April 09, 2020 03:03 pm Scott Wilson – Patients of color are among those most likely to slip through the public safety net and die as COVID-19 frays the nation's health care system, the Academy and six other medical organizations told HHS in an April 3 letter that called on the agency to help physicians by releasing more granular data on those stricken with the disease.
With the pandemic gaining intensity, the organizations wrote, HHS should "collect, analyze and make available to the public explicit, comprehensive, standardized data on race, ethnicity and patients' preferred spoken and written language related to the testing status, hospitalization and mortality" associated with COVID-19.
It's a significant call to action, Academy President Gary LeRoy, M.D., of Dayton, Ohio, told AAFP News.
"This letter challenges HHS to fully illuminate each and every shadowed crevice of statistical inequity in our U.S. health care system," he said. "There, it will find unsettling answers about the lethality of social and racial disparities left unchecked in the U.S. health care system."
The letter, sent to HHS Secretary Alex Azar, was signed by the AAFP in conjunction with the AMA, American Academy of Pediatrics, National Medical Association, National Hispanic Medical Association, Association of American Indian Physicians and National Council of Asian Pacific Islander Physicians.
The Academy and its co-signatories, LeRoy added, have made a "commonsense demand that this nation no longer permit its most vulnerable members of society to be the first to perish during a public health crisis because they are the last to be considered when resources and credible solutions are in short supply."
Evidence is already emerging that racial and ethnic disparities in COVID-19 deaths can be linked to misinformation, the prevalence of preexisting conditions in minority populations and the high representation of minorities in occupations with an increased risk of exposure to the virus.
Danielle Jones, M.P.H., director of the Academy's Center for Diversity and Health Equity, told AAFP News that the pandemic "has exposed the deeply rooted social, economic and health inequities that create racial and ethnic disparities in the United States."
"Institutional racism embedded in the way our systems are designed and implemented creates the policies, processes and infrastructures that produce racial inequities that result in health disparities," she added.
HHS' release of detailed data, the organizations wrote in their letter, is "essential to understanding the unique challenges and inequities facing communities of color and individuals with limited English proficiency." Making this information known "will help to best prepare our physician members to coordinate medical resources to leverage the greatest and most equitable level of care possible for all patients in a timely manner."
Citing the 2009 influenza A (H1N1) outbreak, the letter reminded HHS that "low-income individuals, those living in impoverished neighborhoods, and people of color and diverse ethnic backgrounds" face higher rates of hospitalization during pandemics.
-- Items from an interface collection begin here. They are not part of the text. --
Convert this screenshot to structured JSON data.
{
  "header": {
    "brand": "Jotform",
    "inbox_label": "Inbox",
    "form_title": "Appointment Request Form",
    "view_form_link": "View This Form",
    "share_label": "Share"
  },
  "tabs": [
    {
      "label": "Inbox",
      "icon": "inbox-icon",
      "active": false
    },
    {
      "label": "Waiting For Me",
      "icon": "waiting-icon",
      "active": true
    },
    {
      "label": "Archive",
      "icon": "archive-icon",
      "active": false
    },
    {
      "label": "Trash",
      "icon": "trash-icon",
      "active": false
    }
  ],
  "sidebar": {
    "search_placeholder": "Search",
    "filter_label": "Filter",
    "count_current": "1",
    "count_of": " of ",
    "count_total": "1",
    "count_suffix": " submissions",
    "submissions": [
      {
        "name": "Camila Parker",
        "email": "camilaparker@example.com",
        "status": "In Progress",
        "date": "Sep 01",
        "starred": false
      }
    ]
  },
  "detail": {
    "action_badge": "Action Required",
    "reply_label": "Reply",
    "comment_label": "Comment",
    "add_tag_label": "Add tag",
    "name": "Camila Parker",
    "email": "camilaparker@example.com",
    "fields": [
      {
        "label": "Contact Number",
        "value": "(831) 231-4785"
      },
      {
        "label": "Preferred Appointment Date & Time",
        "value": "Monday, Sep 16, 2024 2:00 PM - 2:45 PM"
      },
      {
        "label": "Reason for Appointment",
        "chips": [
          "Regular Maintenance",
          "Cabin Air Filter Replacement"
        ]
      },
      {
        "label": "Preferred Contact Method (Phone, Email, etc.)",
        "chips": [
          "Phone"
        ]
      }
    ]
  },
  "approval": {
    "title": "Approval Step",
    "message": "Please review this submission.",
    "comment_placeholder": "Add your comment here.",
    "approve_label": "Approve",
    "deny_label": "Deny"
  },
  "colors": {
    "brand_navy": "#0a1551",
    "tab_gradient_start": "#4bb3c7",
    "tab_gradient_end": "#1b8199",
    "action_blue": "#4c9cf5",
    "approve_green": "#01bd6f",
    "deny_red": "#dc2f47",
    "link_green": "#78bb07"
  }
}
Research on past events, the letter added, underscores "the urgency to adapt our country's COVID-19 response to monitor and act on these inequities via explicit data collection on race, ethnicity and language needs."
The co-signers urged HHS to coordinate its efforts with state and local public health offices and clinical data registries to minimize the burden of data collection for frontline clinicians "and to ensure that data collection efforts prioritize cultural sensitivity and patient privacy."
"I hope we emerge from this crisis with a sober understanding of how best to rid our society of these inequities of care," LeRoy told AAFP News.